I was at a party in the East of Johannesburg some time ago where the place was filled with interesting young people. But only one person left a lasting impression on me, even though I hardly said a word to her the whole night, because of her gorgeous hair.
I later found out that her name was Karabo and her healthy fro, that stood out in a room full of expensive Brazilian weaves and braids, was the result of a range of hair care products called Nalane ea Afrika that she had developed with her sister’s help.
At 21, she is balancing life as an Environmental Science student at Witwatersrand University while also playing her role as CEO and co-founder of hair-care range, Nalane ae Afrika.
The name means African heritage and she says the range was specifically developed for African hair.
The idea came when her sister wanted to find out what her natural hair would look like if she stopped processing it with products like hair relaxers.
“But [she] couldn’t find any products to use on her hair that helped to make it more manageable. It was coarse and didn’t look too appealing, so she started doing research on what oils to use and started mixing her own products.”
“A year later her hair looked really good and so I followed and chopped my processed/ relaxed hair and let it grow naturally. I also started mixing products for myself.

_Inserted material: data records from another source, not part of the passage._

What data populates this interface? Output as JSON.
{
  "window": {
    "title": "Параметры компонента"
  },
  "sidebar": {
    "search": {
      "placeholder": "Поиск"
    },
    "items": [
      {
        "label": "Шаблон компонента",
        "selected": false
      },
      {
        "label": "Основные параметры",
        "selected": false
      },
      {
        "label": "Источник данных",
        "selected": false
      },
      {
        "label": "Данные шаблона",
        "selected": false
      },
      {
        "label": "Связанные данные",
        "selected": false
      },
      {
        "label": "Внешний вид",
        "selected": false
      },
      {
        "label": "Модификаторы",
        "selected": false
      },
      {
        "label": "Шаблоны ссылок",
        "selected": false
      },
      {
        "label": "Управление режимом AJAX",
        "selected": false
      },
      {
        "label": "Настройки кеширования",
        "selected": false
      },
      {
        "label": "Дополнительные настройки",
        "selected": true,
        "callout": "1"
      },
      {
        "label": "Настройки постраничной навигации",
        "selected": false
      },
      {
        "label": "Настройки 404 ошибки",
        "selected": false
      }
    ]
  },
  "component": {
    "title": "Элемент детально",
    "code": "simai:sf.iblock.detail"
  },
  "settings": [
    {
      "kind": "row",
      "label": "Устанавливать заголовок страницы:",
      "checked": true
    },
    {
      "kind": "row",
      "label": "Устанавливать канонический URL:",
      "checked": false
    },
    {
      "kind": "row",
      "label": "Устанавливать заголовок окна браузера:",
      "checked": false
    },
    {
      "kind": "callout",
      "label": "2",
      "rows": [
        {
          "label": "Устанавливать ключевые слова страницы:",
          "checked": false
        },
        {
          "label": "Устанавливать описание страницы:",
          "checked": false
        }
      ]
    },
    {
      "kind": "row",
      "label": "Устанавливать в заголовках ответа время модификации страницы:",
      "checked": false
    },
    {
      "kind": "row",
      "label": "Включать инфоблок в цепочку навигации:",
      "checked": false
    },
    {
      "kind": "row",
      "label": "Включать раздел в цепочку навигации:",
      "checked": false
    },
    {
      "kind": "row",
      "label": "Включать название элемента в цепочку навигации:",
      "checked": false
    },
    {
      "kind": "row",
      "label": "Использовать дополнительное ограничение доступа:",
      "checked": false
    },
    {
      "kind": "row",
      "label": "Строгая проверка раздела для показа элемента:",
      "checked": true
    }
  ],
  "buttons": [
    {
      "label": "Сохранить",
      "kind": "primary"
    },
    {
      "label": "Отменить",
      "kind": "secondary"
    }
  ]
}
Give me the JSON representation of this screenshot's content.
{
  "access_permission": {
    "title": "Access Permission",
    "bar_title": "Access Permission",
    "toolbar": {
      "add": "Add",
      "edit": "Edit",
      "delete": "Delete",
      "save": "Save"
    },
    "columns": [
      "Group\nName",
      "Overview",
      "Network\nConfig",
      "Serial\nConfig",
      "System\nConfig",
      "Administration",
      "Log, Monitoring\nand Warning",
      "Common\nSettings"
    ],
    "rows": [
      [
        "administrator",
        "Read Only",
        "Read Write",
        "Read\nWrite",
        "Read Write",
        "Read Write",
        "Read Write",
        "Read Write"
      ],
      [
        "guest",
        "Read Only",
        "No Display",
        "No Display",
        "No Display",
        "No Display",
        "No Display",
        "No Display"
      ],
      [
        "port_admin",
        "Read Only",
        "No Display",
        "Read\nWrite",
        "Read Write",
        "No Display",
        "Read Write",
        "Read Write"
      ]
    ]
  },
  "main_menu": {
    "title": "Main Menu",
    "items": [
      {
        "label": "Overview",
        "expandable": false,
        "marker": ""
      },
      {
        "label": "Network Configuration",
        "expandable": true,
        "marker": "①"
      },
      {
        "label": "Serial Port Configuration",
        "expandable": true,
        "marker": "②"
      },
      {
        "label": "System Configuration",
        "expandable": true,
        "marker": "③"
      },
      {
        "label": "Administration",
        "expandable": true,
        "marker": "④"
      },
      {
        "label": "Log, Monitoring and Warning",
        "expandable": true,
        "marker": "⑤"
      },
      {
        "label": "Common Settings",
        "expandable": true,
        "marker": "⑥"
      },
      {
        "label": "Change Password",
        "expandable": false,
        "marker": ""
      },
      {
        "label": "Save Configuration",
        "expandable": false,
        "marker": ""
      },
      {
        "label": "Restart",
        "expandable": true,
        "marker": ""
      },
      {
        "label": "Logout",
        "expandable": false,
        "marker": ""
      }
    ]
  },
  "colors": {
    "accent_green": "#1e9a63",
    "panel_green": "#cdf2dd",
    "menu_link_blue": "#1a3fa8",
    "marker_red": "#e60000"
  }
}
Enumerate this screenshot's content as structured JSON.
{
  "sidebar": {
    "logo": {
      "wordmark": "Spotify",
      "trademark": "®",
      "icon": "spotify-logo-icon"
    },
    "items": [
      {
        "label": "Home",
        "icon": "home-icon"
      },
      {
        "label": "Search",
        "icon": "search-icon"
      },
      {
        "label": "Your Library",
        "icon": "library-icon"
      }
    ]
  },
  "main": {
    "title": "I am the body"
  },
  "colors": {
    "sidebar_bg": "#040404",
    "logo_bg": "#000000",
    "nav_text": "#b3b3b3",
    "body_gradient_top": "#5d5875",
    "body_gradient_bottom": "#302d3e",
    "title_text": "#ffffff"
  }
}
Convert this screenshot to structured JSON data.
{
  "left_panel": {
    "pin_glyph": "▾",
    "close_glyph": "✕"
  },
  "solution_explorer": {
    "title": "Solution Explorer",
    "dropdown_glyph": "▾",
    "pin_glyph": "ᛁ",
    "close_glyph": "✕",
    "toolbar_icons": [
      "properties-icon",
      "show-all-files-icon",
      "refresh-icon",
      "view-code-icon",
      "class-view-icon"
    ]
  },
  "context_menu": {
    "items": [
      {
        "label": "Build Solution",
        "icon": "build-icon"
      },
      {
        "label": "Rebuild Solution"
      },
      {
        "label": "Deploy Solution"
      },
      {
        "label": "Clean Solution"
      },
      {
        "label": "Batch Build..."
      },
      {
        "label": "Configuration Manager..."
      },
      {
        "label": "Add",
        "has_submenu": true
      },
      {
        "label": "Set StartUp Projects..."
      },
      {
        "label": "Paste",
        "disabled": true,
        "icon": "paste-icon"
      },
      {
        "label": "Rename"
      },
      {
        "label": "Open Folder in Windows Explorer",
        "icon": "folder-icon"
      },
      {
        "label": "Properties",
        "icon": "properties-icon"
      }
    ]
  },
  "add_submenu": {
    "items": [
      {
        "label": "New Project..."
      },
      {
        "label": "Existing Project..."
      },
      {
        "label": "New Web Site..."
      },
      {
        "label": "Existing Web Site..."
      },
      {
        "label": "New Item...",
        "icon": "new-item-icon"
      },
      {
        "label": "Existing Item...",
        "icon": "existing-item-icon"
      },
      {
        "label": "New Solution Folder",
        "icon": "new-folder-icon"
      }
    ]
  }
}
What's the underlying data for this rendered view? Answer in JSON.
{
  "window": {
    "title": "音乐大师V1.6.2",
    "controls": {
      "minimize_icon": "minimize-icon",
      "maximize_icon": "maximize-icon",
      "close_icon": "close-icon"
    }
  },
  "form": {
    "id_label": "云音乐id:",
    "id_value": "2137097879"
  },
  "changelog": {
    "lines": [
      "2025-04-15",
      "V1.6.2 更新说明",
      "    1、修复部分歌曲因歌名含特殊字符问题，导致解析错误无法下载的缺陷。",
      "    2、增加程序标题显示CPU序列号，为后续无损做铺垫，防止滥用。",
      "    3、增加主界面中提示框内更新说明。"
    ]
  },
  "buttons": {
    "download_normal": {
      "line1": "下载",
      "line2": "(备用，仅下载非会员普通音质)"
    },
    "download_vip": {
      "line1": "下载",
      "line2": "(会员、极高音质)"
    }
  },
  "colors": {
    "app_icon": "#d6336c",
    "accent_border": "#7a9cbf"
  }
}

Seeing as we both had a chemical engineering background (I did chemistry up to first year level), we decided to make a range for all Africans, using African indigenous oils.”
Although some African women have always kept their hair natural (our streets are filled with women who have short hair, dreadlocks, braids, afros and other hairstyles that do not need to be processed chemically), these hairstyles have rarely been seen in the mainstream media where one is likely to see black women with weaves dominating.
But that image is slowly changing.
Nowadays ,it is not as hard as it used to be to find black women rocking their hair natural in the magazines, online and on TV. Celebrities like Solange Knowles, Zoe Kravitz, Willow Smith as well as local stars like Pearl Thusi, Nzinga Qunta, Kaone Kario and Claire Mawisa are just some examples of people who are doing it.
But as Karabo and her sister found it difficult to find the right hair care products on the supermarket shelves.
This is one of the issues that groups like the Feminist Stokvel look into – where they are encouraging women to share their natural hair care routines with each other online or at events that are they organize every few weeks in Johannesburg.
Nalane ea Afrika, which uses African oils in their products, has a range that includes a leave-in conditioner, which helps to soften the hair follicle; oil, for aiding with hair follicle stimulation; a moisturiser and a mask treatment.
“Our product range is based on the LOC method (leave-in conditioner, oil and cream) that aims to soften kinky coils.”
Karabo and her sister are responsible for mixing and packaging all the products. All of this happens in her sister’s garage.
“What we want to do is change the misconception that we had when growing up that having our natural hair is untidy and not beautiful. Also, we want to help all the little kids with African hair out there that are being harshly burned by relaxers because their mothers are struggling to maintain their natural hair and have had to resort to processing. We want to also empower other Africans by only using natural resources farmed and pressed here in Africa.”
Words by Reba Shai
Photos by Lwazi Mazibuko